PROBLEM TO WORK ON:
Below is a block of entries, which should be copied verbatim apart from the pictures.

INPUT:
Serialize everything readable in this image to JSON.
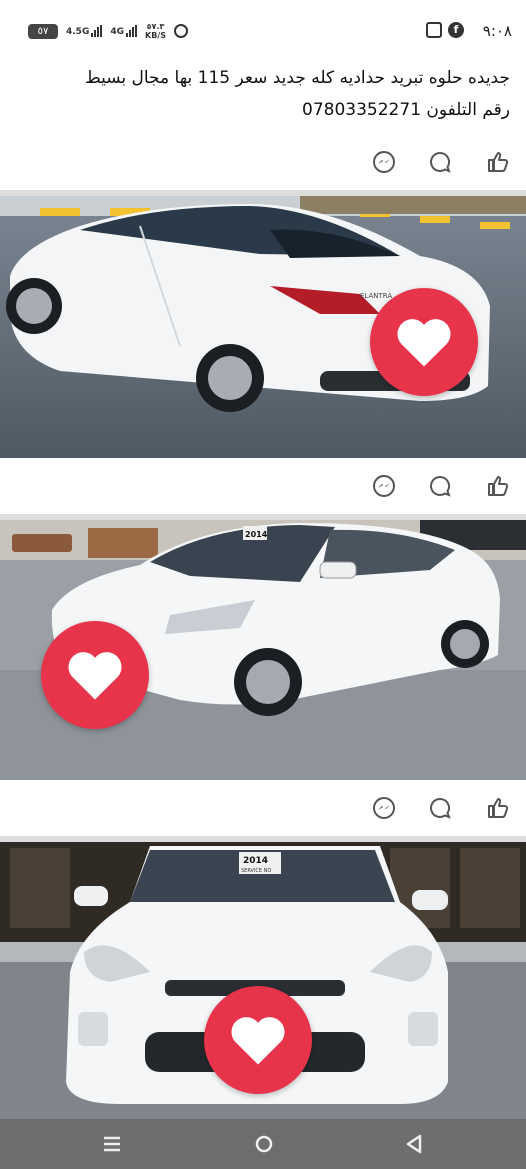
{
  "status_bar": {
    "time": "٩:٠٨",
    "battery": "٥٧",
    "network_1": "4.5G",
    "network_2": "4G",
    "speed_value": "٥٧.٣",
    "speed_unit": "KB/S"
  },
  "post": {
    "text_line_1": "جديده حلوه تبريد حداديه كله جديد سعر 115 بها مجال بسيط",
    "text_line_2": "رقم التلفون 07803352271"
  },
  "actions": {
    "like_icon": "thumbs-up-icon",
    "comment_icon": "comment-icon",
    "share_icon": "messenger-icon"
  },
  "photos": [
    {
      "subject": "white-sedan-rear-three-quarter",
      "reaction": "heart"
    },
    {
      "subject": "white-sedan-front-three-quarter",
      "reaction": "heart",
      "windshield_sticker": "2014"
    },
    {
      "subject": "white-sedan-front",
      "reaction": "heart",
      "windshield_sticker": "2014",
      "sticker_sub": "SERVICE NO"
    }
  ],
  "car_badge": "ELANTRA",
  "colors": {
    "heart_badge": "#e8344a",
    "nav_bar": "#6e6e6e",
    "separator": "#dddddd"
  },
  "nav_bar": {
    "menu_icon": "recent-apps-icon",
    "home_icon": "home-icon",
    "back_icon": "back-icon"
  }
}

ANSWER SPACE:
Serialize everything readable in this image to JSON.
{
  "status_bar": {
    "time": "٩:٠٨",
    "battery": "٥٧",
    "network_1": "4.5G",
    "network_2": "4G",
    "speed_value": "٥٧.٣",
    "speed_unit": "KB/S"
  },
  "post": {
    "text_line_1": "جديده حلوه تبريد حداديه كله جديد سعر 115 بها مجال بسيط",
    "text_line_2": "رقم التلفون 07803352271"
  },
  "actions": {
    "like_icon": "thumbs-up-icon",
    "comment_icon": "comment-icon",
    "share_icon": "messenger-icon"
  },
  "photos": [
    {
      "subject": "white-sedan-rear-three-quarter",
      "reaction": "heart"
    },
    {
      "subject": "white-sedan-front-three-quarter",
      "reaction": "heart",
      "windshield_sticker": "2014"
    },
    {
      "subject": "white-sedan-front",
      "reaction": "heart",
      "windshield_sticker": "2014",
      "sticker_sub": "SERVICE NO"
    }
  ],
  "car_badge": "ELANTRA",
  "colors": {
    "heart_badge": "#e8344a",
    "nav_bar": "#6e6e6e",
    "separator": "#dddddd"
  },
  "nav_bar": {
    "menu_icon": "recent-apps-icon",
    "home_icon": "home-icon",
    "back_icon": "back-icon"
  }
}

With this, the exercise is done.